Appeal from the District Court of the United. States for the Northern District of illinois. Wm. H. Condon (SUllivan & McArdle and Harvey D. Goulder, on brief), for appellant. Charles E. Kramer, for appellee. Before WOODS, JENKINS, and SHOWALTER, Circuit Judges. SHOWALTER, Circuit Judge. Late at night on the 19th day of April,1893, the steamer Oity of Naples collided with the schooner City of Sheboygan, then moored on the west side of the Lighthouse slip in the port of 'Chicago. The schooner, laden with 17,000 bushels of corn, and bound for Port Huron, in the state of Michigan, sank as the result of the collision. This proceeding was instituted by JohIJ. Hart, owner of the schooner. After a hearing in the district court, the libel was dismissed, with costs against the libelant. Pending the hearing, John Hart died, and his administratrix, who prosecutes this appeal, was substituted. The slip spoken of in the record as the Lighthouse slip is rectangular in form, and about 275 feet wide from west to east. The precise length from north to south is not stated. The indications from the record are that the length is about 400 feet. The south side of this slip is open, that being the place of entry. What is or was called the "Peshtigo Slip" comes into the Lighthouse slip from the west, its northern boundary or pier being in line with the northern pier of the Lighthouse slip. The distance from the northern end of the west boundary of the slip last named north to the northern boundary of the Peshtigo slip-in other words, the width of the Peshtigo slip across its entrance into the Lighthouse slip-is not stated; but the Peshtigo slip was wide enough to permit the entry and passage by one another, lengthwise, of large vessels. On the day and night ih question a flotilla of sco:ws, some 8 or 10, each 30 or 40 feet wide and 60 or 80 feet long, lay in the eastern end of the Peshtigo slip, and across the northern portion of the Lighthouse slip.
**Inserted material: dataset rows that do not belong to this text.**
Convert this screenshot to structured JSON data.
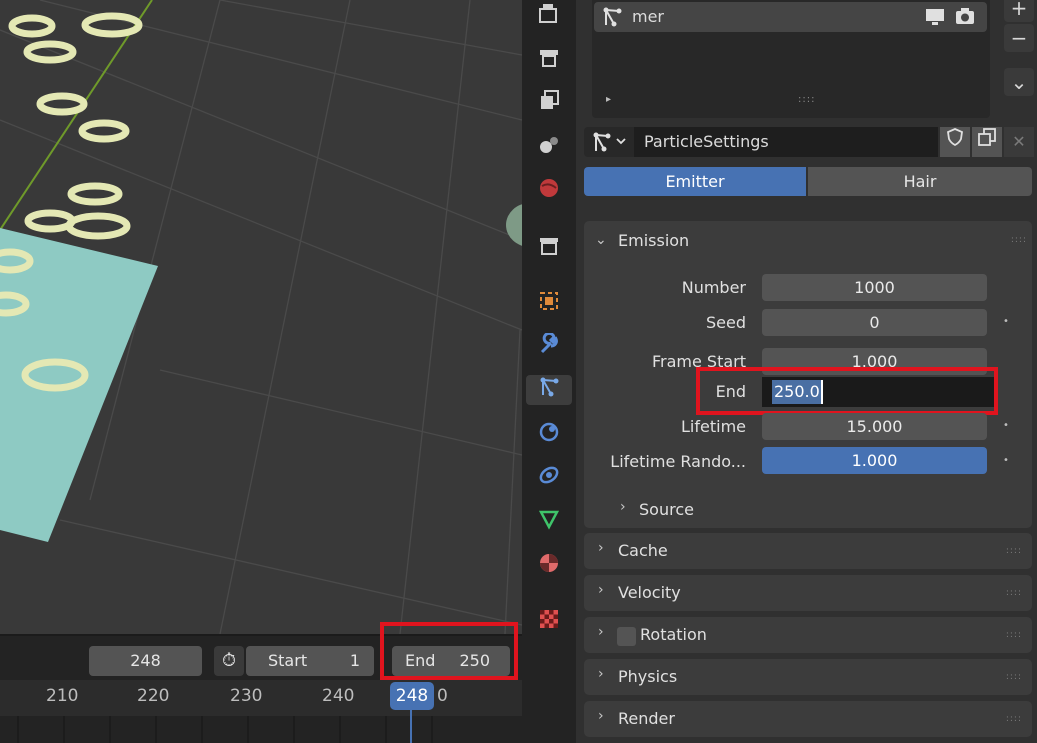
{
  "viewport": {},
  "timeline": {
    "current_frame": "248",
    "start_label": "Start",
    "start_value": "1",
    "end_label": "End",
    "end_value": "250",
    "ticks": [
      "210",
      "220",
      "230",
      "240",
      "0"
    ],
    "playhead": "248",
    "stopwatch_icon": "⏱"
  },
  "properties": {
    "particle_system_name": "mer",
    "settings_name": "ParticleSettings",
    "tabs": {
      "emitter": "Emitter",
      "hair": "Hair"
    },
    "emission": {
      "title": "Emission",
      "number_label": "Number",
      "number_value": "1000",
      "seed_label": "Seed",
      "seed_value": "0",
      "frame_start_label": "Frame Start",
      "frame_start_value": "1.000",
      "end_label": "End",
      "end_value": "250.0",
      "lifetime_label": "Lifetime",
      "lifetime_value": "15.000",
      "lifetime_random_label": "Lifetime Rando...",
      "lifetime_random_value": "1.000",
      "source_label": "Source"
    },
    "panels": {
      "cache": "Cache",
      "velocity": "Velocity",
      "rotation": "Rotation",
      "physics": "Physics",
      "render": "Render"
    },
    "icons": {
      "add": "+",
      "remove": "−",
      "menu": "⌄",
      "expand": "▸",
      "grip": "::::",
      "panel_grip": "::::",
      "dot": "•"
    }
  },
  "colors": {
    "accent": "#4772b3",
    "highlight": "#e0141e"
  }
}
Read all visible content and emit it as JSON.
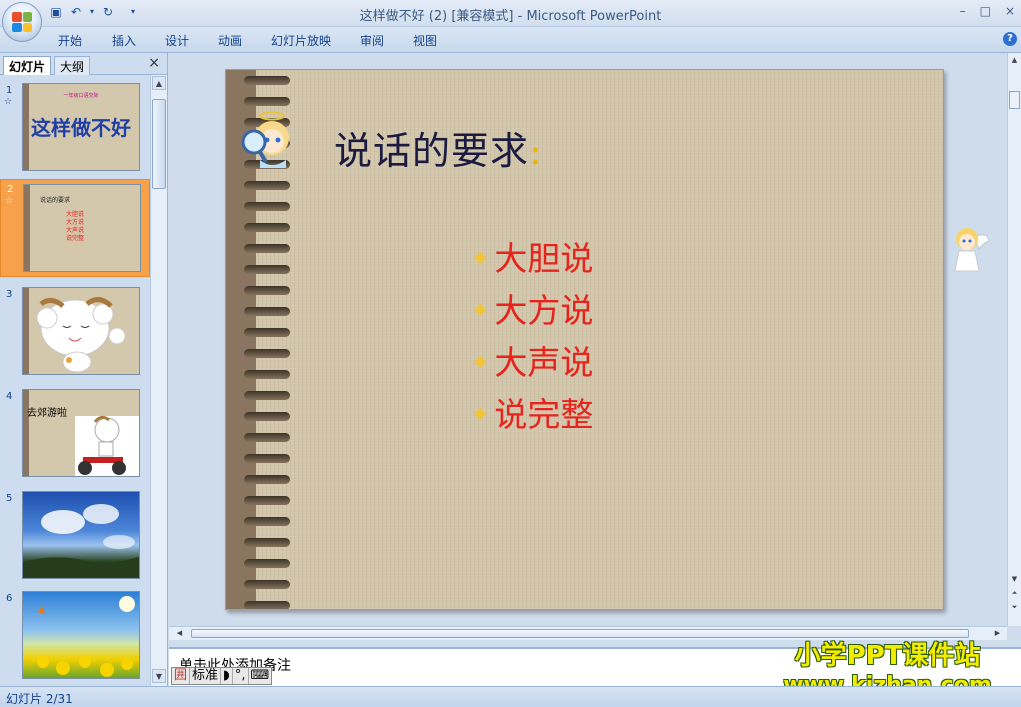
{
  "window": {
    "title": "这样做不好 (2) [兼容模式] - Microsoft PowerPoint",
    "controls": [
      "–",
      "□",
      "×"
    ]
  },
  "ribbon": {
    "tabs": [
      "开始",
      "插入",
      "设计",
      "动画",
      "幻灯片放映",
      "审阅",
      "视图"
    ]
  },
  "left_pane": {
    "tabs": [
      "幻灯片",
      "大纲"
    ],
    "close": "×",
    "thumbnails": [
      {
        "num": "1",
        "star": "☆",
        "caption": "一年级口语交际",
        "title": "这样做不好"
      },
      {
        "num": "2",
        "star": "☆",
        "caption": "说话的要求",
        "lines": [
          "大胆说",
          "大方说",
          "大声说",
          "说完整"
        ]
      },
      {
        "num": "3"
      },
      {
        "num": "4",
        "caption": "去郊游啦"
      },
      {
        "num": "5"
      },
      {
        "num": "6"
      }
    ]
  },
  "slide": {
    "title": "说话的要求",
    "title_colon": ":",
    "bullets": [
      "大胆说",
      "大方说",
      "大声说",
      "说完整"
    ],
    "colors": {
      "title": "#1b1b3f",
      "bullets": "#e8231b",
      "bullet_mark": "#f2c53a"
    }
  },
  "notes": {
    "placeholder": "单击此处添加备注"
  },
  "ime": {
    "mode": "标准"
  },
  "watermark": {
    "line1": "小学PPT课件站",
    "line2": "www.kjzhan.com"
  },
  "status": {
    "slide_info": "幻灯片 2/31"
  }
}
The eastern pier of the slip last named was about 20 feet wide.